BEGIN

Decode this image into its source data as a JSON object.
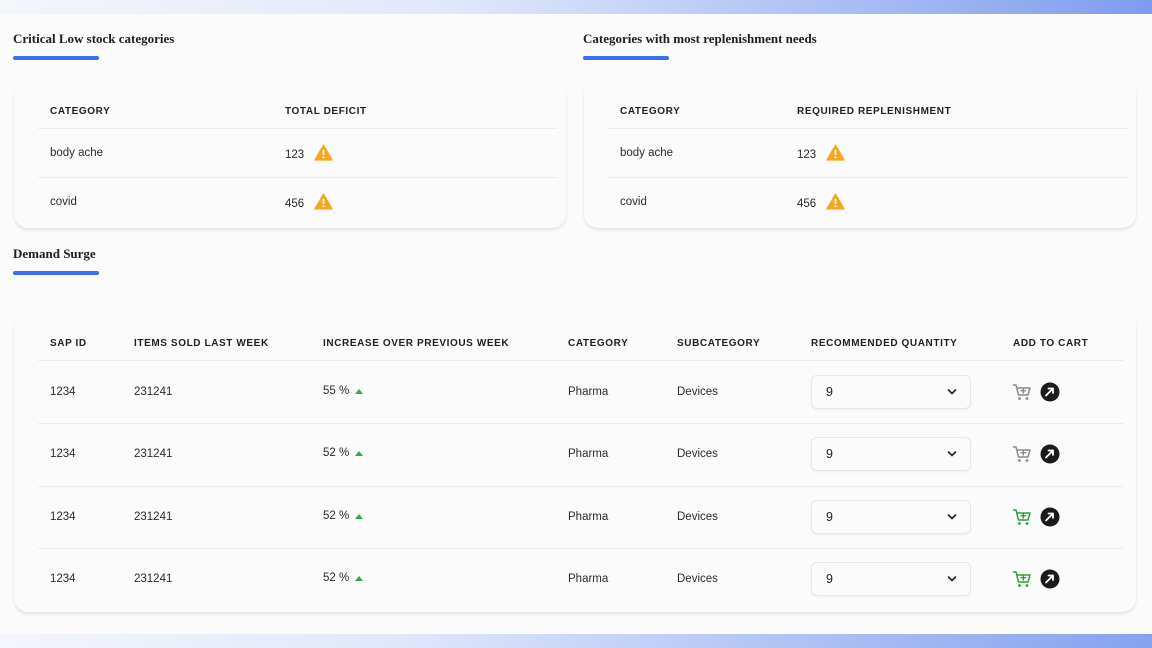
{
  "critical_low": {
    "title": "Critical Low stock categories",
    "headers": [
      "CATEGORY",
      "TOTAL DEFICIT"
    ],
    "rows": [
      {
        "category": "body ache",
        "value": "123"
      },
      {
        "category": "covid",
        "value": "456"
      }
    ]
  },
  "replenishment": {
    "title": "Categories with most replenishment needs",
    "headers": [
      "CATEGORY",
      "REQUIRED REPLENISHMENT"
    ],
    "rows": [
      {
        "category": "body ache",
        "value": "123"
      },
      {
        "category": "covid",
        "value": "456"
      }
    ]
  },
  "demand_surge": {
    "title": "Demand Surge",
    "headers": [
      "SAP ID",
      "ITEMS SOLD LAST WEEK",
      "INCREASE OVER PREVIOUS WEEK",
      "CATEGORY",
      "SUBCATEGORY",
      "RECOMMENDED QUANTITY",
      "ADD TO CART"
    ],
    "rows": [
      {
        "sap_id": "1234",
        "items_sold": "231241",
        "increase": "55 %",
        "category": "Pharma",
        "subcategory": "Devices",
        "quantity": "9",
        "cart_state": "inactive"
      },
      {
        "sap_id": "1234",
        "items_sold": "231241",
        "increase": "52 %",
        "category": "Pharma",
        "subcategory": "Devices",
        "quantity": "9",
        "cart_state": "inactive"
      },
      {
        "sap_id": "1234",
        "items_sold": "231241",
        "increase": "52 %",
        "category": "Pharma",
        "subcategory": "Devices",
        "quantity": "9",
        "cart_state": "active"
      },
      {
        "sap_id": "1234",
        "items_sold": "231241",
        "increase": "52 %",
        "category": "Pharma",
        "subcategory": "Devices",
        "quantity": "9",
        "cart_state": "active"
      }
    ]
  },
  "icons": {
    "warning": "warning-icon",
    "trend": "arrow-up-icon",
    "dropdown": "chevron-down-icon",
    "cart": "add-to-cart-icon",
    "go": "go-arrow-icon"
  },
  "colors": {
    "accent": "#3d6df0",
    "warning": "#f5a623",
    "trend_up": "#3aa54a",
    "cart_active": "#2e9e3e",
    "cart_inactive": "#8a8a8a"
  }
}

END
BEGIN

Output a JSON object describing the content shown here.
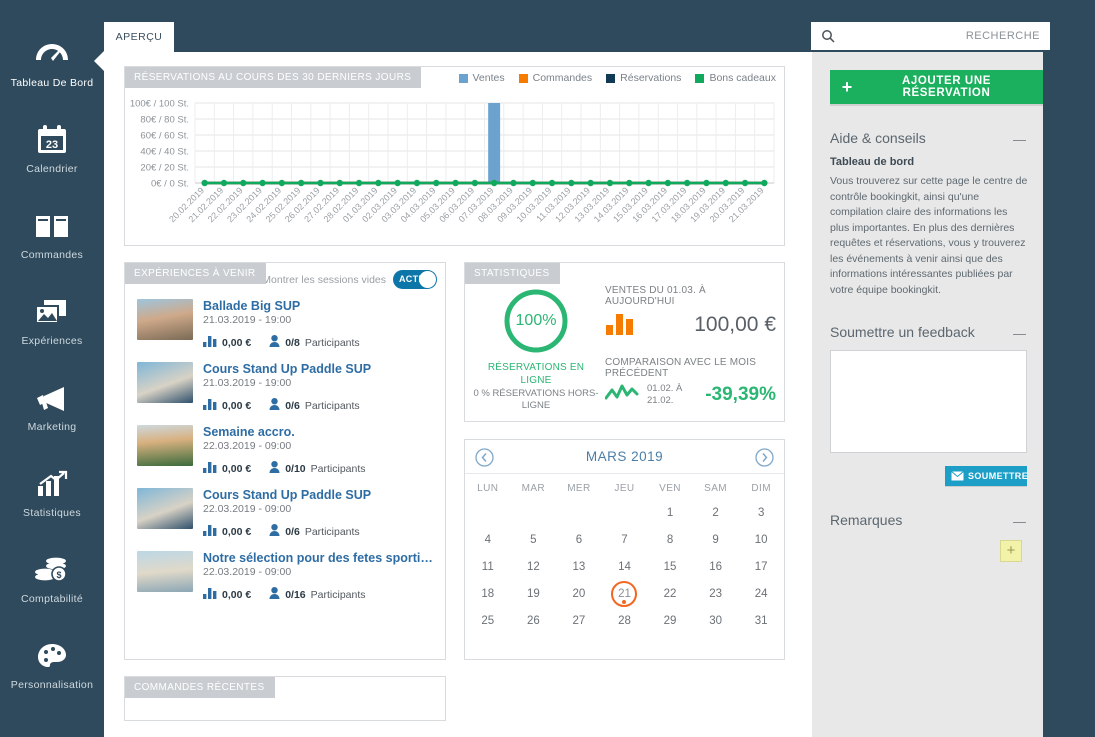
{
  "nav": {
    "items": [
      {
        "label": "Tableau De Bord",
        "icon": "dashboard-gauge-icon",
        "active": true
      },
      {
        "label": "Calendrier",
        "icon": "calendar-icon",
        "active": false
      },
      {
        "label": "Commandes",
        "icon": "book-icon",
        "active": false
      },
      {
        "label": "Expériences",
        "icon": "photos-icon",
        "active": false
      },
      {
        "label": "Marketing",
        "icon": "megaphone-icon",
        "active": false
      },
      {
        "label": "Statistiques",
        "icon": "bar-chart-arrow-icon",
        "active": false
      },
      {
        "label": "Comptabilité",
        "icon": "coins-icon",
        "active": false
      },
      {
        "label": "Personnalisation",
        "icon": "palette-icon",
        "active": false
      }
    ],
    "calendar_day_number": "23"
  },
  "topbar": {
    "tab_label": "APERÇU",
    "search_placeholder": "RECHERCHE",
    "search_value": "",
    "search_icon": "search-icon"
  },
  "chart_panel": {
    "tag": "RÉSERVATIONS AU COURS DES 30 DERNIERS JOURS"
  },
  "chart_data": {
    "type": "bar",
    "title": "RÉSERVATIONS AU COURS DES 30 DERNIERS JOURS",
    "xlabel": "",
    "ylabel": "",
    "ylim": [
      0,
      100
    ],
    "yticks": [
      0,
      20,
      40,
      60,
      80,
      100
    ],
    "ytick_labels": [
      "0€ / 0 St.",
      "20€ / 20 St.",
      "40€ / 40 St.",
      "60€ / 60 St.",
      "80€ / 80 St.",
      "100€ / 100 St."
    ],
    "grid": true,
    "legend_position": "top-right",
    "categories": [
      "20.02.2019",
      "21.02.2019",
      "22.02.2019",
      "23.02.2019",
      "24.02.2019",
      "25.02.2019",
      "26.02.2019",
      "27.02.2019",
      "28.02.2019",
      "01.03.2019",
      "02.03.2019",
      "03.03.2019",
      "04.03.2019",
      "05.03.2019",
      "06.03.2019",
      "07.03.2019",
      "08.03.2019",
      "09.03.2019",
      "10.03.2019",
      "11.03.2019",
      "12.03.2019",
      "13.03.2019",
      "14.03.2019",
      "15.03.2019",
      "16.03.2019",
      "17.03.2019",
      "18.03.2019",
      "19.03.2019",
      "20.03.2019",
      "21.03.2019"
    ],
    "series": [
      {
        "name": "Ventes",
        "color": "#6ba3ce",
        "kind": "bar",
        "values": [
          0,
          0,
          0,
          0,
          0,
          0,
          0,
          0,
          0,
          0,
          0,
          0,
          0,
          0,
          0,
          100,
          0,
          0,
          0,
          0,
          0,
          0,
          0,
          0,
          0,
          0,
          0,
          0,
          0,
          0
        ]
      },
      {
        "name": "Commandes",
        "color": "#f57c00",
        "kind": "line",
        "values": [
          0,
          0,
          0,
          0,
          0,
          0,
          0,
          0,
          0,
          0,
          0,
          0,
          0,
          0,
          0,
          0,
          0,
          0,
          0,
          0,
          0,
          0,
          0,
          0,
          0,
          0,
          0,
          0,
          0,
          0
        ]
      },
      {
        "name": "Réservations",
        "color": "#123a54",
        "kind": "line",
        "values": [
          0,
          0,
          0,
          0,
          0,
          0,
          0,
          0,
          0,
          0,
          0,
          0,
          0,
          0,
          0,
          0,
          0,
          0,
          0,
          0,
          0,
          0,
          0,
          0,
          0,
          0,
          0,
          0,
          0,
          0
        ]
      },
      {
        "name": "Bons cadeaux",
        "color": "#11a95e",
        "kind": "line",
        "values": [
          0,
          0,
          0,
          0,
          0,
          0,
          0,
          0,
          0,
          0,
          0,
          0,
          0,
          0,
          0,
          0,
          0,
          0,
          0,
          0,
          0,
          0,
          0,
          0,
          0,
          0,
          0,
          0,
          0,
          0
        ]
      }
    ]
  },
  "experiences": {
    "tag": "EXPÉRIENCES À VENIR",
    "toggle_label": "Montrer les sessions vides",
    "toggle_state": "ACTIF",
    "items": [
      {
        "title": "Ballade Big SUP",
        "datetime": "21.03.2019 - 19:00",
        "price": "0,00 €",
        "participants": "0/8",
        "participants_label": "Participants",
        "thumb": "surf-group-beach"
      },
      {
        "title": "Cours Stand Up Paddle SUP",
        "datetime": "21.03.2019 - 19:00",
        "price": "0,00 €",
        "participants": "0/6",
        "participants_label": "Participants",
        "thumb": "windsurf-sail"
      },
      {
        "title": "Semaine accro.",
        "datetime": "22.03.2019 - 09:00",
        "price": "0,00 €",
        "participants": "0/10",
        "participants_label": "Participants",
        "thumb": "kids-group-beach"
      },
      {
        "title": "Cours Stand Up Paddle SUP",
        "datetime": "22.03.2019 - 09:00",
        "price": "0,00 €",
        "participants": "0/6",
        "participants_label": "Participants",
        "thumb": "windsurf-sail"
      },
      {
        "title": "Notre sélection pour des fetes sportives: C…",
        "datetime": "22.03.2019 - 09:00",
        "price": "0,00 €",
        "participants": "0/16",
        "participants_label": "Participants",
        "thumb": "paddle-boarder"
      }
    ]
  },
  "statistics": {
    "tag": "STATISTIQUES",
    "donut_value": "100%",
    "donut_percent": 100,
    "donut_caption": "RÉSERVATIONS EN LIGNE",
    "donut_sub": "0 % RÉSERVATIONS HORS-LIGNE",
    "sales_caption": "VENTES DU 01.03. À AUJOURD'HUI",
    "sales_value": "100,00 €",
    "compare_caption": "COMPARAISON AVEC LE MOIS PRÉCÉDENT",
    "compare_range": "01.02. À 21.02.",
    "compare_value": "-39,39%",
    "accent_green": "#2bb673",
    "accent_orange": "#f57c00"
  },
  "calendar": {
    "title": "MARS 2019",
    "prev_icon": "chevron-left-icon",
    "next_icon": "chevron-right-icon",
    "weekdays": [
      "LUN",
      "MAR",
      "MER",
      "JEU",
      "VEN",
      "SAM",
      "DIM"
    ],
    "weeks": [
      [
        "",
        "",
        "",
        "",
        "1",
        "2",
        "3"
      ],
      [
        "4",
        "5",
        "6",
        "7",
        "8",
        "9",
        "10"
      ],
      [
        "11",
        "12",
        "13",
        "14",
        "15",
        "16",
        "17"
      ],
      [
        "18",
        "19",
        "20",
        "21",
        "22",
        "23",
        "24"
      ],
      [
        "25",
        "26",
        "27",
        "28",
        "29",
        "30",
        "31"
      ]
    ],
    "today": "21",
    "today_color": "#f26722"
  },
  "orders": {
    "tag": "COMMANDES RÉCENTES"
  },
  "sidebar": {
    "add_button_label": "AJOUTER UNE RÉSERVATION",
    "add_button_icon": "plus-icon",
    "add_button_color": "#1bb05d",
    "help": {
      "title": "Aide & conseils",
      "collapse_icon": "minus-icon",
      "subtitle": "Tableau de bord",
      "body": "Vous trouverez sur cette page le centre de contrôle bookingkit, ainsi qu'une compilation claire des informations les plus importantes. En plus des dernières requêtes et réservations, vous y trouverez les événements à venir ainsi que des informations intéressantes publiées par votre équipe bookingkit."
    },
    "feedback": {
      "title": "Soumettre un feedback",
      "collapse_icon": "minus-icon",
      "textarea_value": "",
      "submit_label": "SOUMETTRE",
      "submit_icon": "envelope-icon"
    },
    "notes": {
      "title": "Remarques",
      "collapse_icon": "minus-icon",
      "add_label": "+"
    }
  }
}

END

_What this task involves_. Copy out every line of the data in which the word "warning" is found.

_Response to this task_.
    "warning": "warning-icon",
    "warning": "#f5a623",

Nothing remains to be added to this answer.